ACCES is a registered non-profit society, dedicated to the empowerment of Africans, primarily through post-secondary scholarships and sustainable community development activities. The cornerstone of ACCES is it’s mission - to provide young Africans with the education and tools necessary to benefit themselves and their society. 

Community Health

The goal of ACCES programs is to get kids into school, and help them get a quality education. Without good health, children are unable to attend school, or to retain what they've learned, putting them at a disadvantage. ACCES health programs focus on two key groups; 1) poor, out of school children so that they can get healthy and go to school, and 2) the community members, so children can remain healthy in their homes. ACCES works in partnership with public schools, Ministry of Health and local health providers to treat and train communities towards better health. 

Jiggers Program

The government of Kenya recognized the problem of increasing levels of Tungiasis, a disease caused by the ecto-parasitic jigger flea, and in late 2014, issued the National Policy on Jigger Infestation. Jiggers plague rural communities in Kenya, causing serious health issues, including tetanus, sepsis and even death.
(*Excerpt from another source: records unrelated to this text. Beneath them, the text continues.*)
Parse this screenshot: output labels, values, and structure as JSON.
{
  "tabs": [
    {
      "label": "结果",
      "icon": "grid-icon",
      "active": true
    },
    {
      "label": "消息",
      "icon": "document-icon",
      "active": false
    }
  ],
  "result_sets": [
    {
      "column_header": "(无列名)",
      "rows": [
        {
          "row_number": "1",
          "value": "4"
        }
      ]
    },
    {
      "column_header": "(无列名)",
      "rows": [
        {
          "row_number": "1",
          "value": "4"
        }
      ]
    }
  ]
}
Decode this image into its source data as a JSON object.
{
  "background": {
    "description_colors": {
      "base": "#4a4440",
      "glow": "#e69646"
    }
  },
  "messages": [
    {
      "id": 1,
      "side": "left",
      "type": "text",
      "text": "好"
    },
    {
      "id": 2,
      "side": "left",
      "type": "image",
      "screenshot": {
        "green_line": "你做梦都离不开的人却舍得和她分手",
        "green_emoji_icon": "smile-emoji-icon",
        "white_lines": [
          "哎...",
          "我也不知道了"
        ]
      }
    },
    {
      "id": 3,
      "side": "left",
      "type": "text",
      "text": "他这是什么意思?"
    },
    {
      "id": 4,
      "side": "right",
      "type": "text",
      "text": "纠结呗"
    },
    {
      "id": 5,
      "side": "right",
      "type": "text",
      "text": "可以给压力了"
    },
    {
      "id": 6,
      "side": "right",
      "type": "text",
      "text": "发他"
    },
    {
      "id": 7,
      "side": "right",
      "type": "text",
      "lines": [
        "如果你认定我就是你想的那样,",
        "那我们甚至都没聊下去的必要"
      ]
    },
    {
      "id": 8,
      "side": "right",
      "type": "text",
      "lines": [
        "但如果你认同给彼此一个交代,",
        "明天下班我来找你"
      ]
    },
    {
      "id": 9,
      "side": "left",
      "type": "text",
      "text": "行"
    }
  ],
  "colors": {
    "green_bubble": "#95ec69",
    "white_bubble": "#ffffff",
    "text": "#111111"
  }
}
It's been estimated that more than 1.4 million Kenyans are affected, the majority of them in Western Kenya. The affected areas are usually the foot, fingers, knees, and elbows, causing serious difficulty in walking. For children, it prevents them from attending school, resulting in them losing out on an education and a better future. In endemic areas, prevalence ranges from 15-40% of the population. 

Children infested with jiggers cannot walk, or attend school, and adults are unable to work, creating an endless cycle of poverty and despair. ACCES partners with the Ministry of Health and local health organizations to not only eradicate this menace, but to train families how to keep the pests at bay. In this way, ACCES puts more children into school, and keeps them there.



Everyone knows that educating a girl is one of the best ways to help communities pull themselves out of poverty. ACCES not only ensures that girls get an education, but that their mothers and grandmothers are able to learn, generate income and take part in community governance. Gender clubs, women's self-help groups and leadership training all contribute to the achievement of these objectives. In addition, ACCES promotes gender equality through the provision of post-secondary scholarships to high acheiving females, maintaining a gender balance of ACCES supported university students. ACCES also hires local female staff to positions of authority.